##### Provided data #####
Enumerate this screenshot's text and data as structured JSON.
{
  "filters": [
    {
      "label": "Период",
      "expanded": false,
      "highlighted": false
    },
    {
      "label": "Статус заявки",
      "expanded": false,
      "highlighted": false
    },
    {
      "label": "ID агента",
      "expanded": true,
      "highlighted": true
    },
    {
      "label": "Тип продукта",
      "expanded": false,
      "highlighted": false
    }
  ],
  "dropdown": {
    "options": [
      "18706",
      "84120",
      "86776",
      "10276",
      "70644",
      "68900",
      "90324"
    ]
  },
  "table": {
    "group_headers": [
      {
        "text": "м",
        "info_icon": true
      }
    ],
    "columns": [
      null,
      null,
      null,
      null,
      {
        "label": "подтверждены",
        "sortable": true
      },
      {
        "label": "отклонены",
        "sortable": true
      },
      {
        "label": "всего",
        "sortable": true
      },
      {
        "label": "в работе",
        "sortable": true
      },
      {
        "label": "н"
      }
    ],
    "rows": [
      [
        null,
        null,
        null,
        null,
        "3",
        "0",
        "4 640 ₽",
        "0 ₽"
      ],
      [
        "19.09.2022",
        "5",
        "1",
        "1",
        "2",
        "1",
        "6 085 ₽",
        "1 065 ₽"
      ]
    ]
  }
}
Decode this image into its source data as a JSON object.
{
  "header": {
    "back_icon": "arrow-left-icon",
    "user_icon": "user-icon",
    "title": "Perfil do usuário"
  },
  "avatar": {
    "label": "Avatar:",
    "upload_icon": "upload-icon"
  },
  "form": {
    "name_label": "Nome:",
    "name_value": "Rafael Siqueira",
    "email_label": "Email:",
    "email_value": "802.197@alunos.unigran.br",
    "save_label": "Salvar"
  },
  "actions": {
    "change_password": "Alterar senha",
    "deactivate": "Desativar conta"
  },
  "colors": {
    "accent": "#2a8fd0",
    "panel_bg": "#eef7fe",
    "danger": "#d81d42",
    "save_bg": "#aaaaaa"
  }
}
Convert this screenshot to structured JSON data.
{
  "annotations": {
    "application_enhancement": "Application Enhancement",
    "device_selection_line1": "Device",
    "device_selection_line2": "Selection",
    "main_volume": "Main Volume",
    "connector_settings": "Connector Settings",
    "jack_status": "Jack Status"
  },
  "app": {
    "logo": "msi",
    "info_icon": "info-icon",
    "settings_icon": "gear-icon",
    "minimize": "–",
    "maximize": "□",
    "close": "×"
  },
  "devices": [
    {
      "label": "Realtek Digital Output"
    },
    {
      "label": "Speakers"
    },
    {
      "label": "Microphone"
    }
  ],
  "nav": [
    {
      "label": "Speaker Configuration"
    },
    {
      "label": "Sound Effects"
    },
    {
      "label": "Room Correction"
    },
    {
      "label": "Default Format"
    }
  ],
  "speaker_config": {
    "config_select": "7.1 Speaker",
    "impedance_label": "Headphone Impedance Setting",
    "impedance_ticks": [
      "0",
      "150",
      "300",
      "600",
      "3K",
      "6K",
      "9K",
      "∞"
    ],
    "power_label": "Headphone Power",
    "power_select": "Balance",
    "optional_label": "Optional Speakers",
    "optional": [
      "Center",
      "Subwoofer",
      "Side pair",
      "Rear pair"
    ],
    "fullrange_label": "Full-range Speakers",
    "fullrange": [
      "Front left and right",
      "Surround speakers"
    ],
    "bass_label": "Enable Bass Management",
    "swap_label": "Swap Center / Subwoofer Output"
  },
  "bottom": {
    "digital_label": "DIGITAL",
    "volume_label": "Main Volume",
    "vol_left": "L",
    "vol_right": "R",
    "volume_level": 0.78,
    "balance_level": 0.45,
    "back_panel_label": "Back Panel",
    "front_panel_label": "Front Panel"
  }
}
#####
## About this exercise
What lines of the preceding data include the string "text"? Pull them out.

## Completed task
Enumerate this screenshot's text and data as structured JSON.
        "text": "м",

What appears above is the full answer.